═════ DATASET RECORDS ═════

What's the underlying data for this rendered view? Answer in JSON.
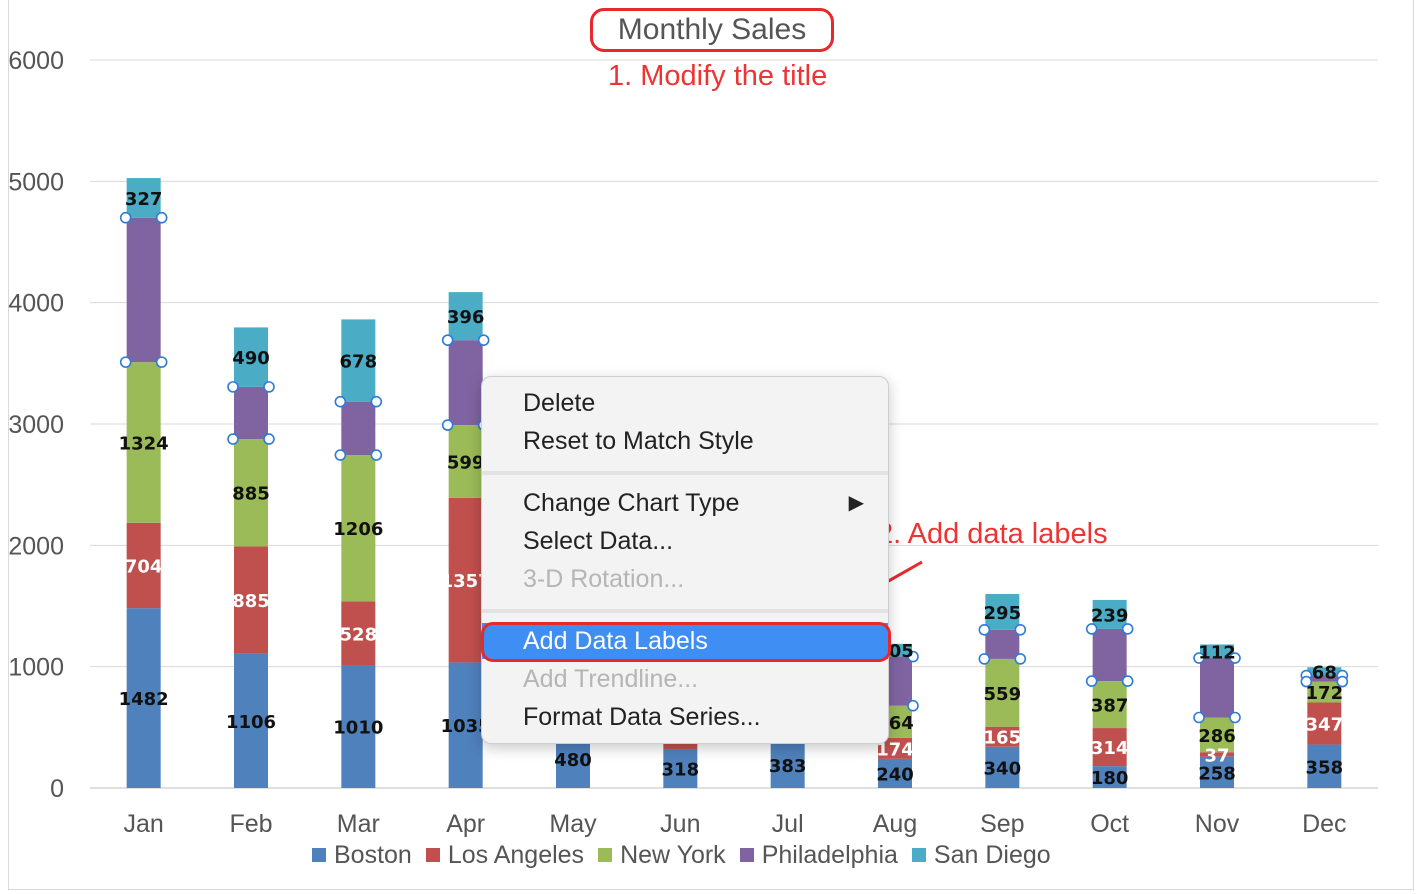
{
  "chart": {
    "title": "Monthly Sales",
    "annotation_1": "1. Modify the title",
    "annotation_2": "2. Add data labels"
  },
  "context_menu": {
    "delete": "Delete",
    "reset": "Reset to Match Style",
    "change_type": "Change Chart Type",
    "select_data": "Select Data...",
    "rotation_3d": "3-D Rotation...",
    "add_labels": "Add Data Labels",
    "add_trendline": "Add Trendline...",
    "format_series": "Format Data Series...",
    "submenu_arrow": "▶"
  },
  "colors": {
    "Boston": "#4f81bd",
    "Los Angeles": "#c0504d",
    "New York": "#9bbb59",
    "Philadelphia": "#8064a2",
    "San Diego": "#4bacc6",
    "annotation": "#e8282b",
    "menu_highlight": "#3f8ef3"
  },
  "chart_data": {
    "type": "bar",
    "stacked": true,
    "title": "Monthly Sales",
    "categories": [
      "Jan",
      "Feb",
      "Mar",
      "Apr",
      "May",
      "Jun",
      "Jul",
      "Aug",
      "Sep",
      "Oct",
      "Nov",
      "Dec"
    ],
    "ylim": [
      0,
      6000
    ],
    "yticks": [
      0,
      1000,
      2000,
      3000,
      4000,
      5000,
      6000
    ],
    "grid": true,
    "legend_position": "bottom",
    "series": [
      {
        "name": "Boston",
        "values": [
          1482,
          1106,
          1010,
          1035,
          480,
          318,
          383,
          240,
          340,
          180,
          258,
          358
        ]
      },
      {
        "name": "Los Angeles",
        "values": [
          704,
          885,
          528,
          1357,
          0,
          70,
          0,
          174,
          165,
          314,
          37,
          347
        ]
      },
      {
        "name": "New York",
        "values": [
          1324,
          885,
          1206,
          599,
          0,
          0,
          0,
          264,
          559,
          387,
          286,
          172
        ]
      },
      {
        "name": "Philadelphia",
        "values": [
          1190,
          430,
          440,
          700,
          0,
          0,
          0,
          405,
          240,
          430,
          490,
          50
        ]
      },
      {
        "name": "San Diego",
        "values": [
          327,
          490,
          678,
          396,
          0,
          0,
          0,
          105,
          295,
          239,
          112,
          68
        ]
      }
    ],
    "data_labels": {
      "Boston": [
        1482,
        1106,
        1010,
        1035,
        480,
        318,
        383,
        240,
        340,
        180,
        258,
        358
      ],
      "Los Angeles": [
        704,
        885,
        528,
        1357,
        null,
        null,
        null,
        174,
        165,
        314,
        37,
        347
      ],
      "New York": [
        1324,
        885,
        1206,
        599,
        null,
        null,
        null,
        264,
        559,
        387,
        286,
        172
      ],
      "San Diego": [
        327,
        490,
        678,
        396,
        null,
        null,
        null,
        105,
        295,
        239,
        112,
        68
      ]
    }
  }
}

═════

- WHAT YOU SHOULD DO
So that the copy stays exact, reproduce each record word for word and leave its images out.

- RESPONSE
What's the underlying data for this rendered view? Answer in JSON.
{
  "chart": {
    "title": "Monthly Sales",
    "annotation_1": "1. Modify the title",
    "annotation_2": "2. Add data labels"
  },
  "context_menu": {
    "delete": "Delete",
    "reset": "Reset to Match Style",
    "change_type": "Change Chart Type",
    "select_data": "Select Data...",
    "rotation_3d": "3-D Rotation...",
    "add_labels": "Add Data Labels",
    "add_trendline": "Add Trendline...",
    "format_series": "Format Data Series...",
    "submenu_arrow": "▶"
  },
  "colors": {
    "Boston": "#4f81bd",
    "Los Angeles": "#c0504d",
    "New York": "#9bbb59",
    "Philadelphia": "#8064a2",
    "San Diego": "#4bacc6",
    "annotation": "#e8282b",
    "menu_highlight": "#3f8ef3"
  },
  "chart_data": {
    "type": "bar",
    "stacked": true,
    "title": "Monthly Sales",
    "categories": [
      "Jan",
      "Feb",
      "Mar",
      "Apr",
      "May",
      "Jun",
      "Jul",
      "Aug",
      "Sep",
      "Oct",
      "Nov",
      "Dec"
    ],
    "ylim": [
      0,
      6000
    ],
    "yticks": [
      0,
      1000,
      2000,
      3000,
      4000,
      5000,
      6000
    ],
    "grid": true,
    "legend_position": "bottom",
    "series": [
      {
        "name": "Boston",
        "values": [
          1482,
          1106,
          1010,
          1035,
          480,
          318,
          383,
          240,
          340,
          180,
          258,
          358
        ]
      },
      {
        "name": "Los Angeles",
        "values": [
          704,
          885,
          528,
          1357,
          0,
          70,
          0,
          174,
          165,
          314,
          37,
          347
        ]
      },
      {
        "name": "New York",
        "values": [
          1324,
          885,
          1206,
          599,
          0,
          0,
          0,
          264,
          559,
          387,
          286,
          172
        ]
      },
      {
        "name": "Philadelphia",
        "values": [
          1190,
          430,
          440,
          700,
          0,
          0,
          0,
          405,
          240,
          430,
          490,
          50
        ]
      },
      {
        "name": "San Diego",
        "values": [
          327,
          490,
          678,
          396,
          0,
          0,
          0,
          105,
          295,
          239,
          112,
          68
        ]
      }
    ],
    "data_labels": {
      "Boston": [
        1482,
        1106,
        1010,
        1035,
        480,
        318,
        383,
        240,
        340,
        180,
        258,
        358
      ],
      "Los Angeles": [
        704,
        885,
        528,
        1357,
        null,
        null,
        null,
        174,
        165,
        314,
        37,
        347
      ],
      "New York": [
        1324,
        885,
        1206,
        599,
        null,
        null,
        null,
        264,
        559,
        387,
        286,
        172
      ],
      "San Diego": [
        327,
        490,
        678,
        396,
        null,
        null,
        null,
        105,
        295,
        239,
        112,
        68
      ]
    }
  }
}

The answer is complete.